I like to share yoga. It can be hard to keep a lid on my enthusiasm about it's healing potential. It would seem I have plenty of occasions to share it outside of class. Indeed, it seems just being a yoga instructor churns up an everyday readiness in others to talk about their yearnings for health and peace of mind.
However, bringing up health and peace of mind is not the same thing as asking how yoga works to accomplish it. There is a right time to offer what I’ve learned, or maybe never.
Sometimes, however, I don’t have to say a thing… Recently Tom and I sat visiting with a friend over lunch. As I am the local yogi, he proceeded to share, “My back’s always hurting, and it’s been going on a long time.” He then stated that he tried yoga “a few times a while back and the back pain went away.” The pain. Went. Away. I almost asked if he continued with his yoga, but I didn’t. Rather than going into the back and forth, the cajoling, the remonstrance, I let it ride. His clear admission that his pain disappeared, coupled with the reality that he chooses not to cure hisself through yoga speaks to an insane human tendency to hold onto our pain for a variety of reasons.
Over time I’m learning to conserve my energies a bit more for those looking for the healing promise of yoga, for those who are willing to do the work and explore the possibilities (read: responsibilities) of a wellness perspective instead of a pills and surgery mindset.
So here, as a community of self-sufficient country people, you likely appreciate the concept of starting a siphon. When you’re tired of pain, if you’re feeling numb to life, if things seem out of balance, or there’s a constant undercurrent of anxiousness, start that siphon. It’ll take a bit to get flowing, for I’m not likely to talk of yoga until you get real with me!. But once you do, I promise not to drown you.
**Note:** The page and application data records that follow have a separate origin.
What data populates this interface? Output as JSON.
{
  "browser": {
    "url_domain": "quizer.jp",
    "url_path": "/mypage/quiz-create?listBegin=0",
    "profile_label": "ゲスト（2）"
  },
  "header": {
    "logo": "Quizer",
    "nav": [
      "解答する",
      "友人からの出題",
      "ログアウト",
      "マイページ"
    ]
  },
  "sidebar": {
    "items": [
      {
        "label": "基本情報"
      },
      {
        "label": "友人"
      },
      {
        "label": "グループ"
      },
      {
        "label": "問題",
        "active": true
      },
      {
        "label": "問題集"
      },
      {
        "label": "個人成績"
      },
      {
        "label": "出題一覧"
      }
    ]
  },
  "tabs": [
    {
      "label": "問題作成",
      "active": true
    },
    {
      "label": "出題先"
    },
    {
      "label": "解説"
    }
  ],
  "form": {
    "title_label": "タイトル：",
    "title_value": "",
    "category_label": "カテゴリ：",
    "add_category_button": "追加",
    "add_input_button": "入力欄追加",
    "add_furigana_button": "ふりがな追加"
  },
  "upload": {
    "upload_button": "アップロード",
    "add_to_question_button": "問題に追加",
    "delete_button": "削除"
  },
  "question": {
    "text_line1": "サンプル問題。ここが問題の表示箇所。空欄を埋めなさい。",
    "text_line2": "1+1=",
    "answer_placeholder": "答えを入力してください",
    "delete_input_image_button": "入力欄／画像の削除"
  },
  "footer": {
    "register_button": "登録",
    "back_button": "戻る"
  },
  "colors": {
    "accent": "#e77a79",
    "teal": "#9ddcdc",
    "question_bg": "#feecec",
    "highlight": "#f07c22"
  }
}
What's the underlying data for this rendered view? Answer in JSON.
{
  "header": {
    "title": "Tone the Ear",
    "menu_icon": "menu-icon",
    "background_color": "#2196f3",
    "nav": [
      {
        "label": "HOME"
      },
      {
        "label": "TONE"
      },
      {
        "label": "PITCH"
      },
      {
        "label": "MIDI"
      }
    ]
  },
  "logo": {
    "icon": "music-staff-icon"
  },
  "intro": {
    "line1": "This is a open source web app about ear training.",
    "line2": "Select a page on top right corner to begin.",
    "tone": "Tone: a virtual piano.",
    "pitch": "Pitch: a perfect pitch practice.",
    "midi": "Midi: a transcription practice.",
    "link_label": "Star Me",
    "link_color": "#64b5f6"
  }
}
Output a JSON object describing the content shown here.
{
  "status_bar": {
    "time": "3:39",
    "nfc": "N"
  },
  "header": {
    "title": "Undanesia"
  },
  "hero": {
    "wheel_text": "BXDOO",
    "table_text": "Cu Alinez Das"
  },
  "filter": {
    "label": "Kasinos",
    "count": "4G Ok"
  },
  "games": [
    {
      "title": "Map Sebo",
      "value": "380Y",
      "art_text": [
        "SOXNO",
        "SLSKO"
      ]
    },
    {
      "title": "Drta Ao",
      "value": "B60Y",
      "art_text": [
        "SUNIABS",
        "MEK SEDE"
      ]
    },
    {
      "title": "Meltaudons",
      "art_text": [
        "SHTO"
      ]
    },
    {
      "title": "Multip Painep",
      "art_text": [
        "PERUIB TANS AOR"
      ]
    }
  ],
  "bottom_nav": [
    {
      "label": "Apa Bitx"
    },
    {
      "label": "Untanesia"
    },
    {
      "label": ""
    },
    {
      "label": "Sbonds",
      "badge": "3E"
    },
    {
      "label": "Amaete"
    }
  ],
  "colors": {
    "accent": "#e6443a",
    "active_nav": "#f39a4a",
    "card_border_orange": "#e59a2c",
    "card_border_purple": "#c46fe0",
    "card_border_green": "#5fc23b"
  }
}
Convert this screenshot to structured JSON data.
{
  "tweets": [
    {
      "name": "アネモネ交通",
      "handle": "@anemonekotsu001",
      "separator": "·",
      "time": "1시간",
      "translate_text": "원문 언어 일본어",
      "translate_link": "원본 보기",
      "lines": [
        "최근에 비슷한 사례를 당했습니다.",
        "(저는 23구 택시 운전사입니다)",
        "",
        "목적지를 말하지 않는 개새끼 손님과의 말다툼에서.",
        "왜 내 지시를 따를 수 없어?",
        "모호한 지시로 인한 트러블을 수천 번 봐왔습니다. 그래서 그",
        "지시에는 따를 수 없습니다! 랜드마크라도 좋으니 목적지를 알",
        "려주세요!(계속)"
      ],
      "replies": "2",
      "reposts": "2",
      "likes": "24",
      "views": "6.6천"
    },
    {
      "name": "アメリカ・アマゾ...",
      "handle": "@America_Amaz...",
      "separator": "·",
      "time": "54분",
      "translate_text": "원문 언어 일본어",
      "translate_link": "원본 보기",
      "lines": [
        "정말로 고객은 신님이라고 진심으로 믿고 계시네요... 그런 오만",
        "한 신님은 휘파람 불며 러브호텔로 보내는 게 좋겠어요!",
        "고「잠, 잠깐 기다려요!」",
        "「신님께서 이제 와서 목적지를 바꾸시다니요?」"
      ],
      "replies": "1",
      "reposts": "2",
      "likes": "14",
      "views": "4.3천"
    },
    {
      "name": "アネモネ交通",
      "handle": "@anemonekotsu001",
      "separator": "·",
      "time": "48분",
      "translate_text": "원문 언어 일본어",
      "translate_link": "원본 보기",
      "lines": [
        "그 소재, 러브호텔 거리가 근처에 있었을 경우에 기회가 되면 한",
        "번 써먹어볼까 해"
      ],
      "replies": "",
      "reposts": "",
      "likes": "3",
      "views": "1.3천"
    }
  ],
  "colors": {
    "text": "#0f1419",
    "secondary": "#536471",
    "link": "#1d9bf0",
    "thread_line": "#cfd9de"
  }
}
It will be a steady stream of support, encouragement, and belief in your own inner wisdom.
Practice with us!